» INSTRUCTIONS TO FOLLOW:
Determine how many lines of the entries that follow contain "value", and respond with that number alone.

INPUT START

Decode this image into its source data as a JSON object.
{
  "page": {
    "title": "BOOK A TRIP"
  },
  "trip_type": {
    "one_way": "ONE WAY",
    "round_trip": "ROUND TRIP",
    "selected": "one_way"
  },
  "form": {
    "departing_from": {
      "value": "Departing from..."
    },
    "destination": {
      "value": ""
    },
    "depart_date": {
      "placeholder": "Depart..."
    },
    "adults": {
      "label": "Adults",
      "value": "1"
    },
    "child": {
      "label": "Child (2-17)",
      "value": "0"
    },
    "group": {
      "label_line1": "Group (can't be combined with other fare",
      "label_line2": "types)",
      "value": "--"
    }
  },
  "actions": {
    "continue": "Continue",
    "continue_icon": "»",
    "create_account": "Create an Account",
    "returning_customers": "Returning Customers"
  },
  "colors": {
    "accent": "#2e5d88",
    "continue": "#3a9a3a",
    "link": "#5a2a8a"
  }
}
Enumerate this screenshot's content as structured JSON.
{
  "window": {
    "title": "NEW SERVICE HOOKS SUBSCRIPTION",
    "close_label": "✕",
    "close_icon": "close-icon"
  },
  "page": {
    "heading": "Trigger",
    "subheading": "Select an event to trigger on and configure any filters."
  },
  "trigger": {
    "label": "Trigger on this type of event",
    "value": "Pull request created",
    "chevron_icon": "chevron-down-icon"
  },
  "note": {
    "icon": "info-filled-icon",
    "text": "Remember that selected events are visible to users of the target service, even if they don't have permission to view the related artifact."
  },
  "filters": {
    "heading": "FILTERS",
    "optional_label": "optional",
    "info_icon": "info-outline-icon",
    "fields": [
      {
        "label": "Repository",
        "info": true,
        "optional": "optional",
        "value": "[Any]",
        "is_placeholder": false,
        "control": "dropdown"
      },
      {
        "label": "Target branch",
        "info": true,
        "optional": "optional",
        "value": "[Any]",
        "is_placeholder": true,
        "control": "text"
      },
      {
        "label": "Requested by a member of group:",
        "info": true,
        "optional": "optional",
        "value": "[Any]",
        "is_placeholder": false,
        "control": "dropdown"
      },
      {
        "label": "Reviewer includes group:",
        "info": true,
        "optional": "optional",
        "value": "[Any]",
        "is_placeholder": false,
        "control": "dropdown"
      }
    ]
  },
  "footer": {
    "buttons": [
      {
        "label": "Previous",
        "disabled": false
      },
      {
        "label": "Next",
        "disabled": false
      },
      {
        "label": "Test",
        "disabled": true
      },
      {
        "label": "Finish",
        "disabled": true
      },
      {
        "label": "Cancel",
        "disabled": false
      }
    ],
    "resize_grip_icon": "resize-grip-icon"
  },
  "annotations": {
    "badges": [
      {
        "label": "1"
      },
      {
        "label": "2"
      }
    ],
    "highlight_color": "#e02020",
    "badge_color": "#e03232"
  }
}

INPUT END

» ANSWER BOX:
10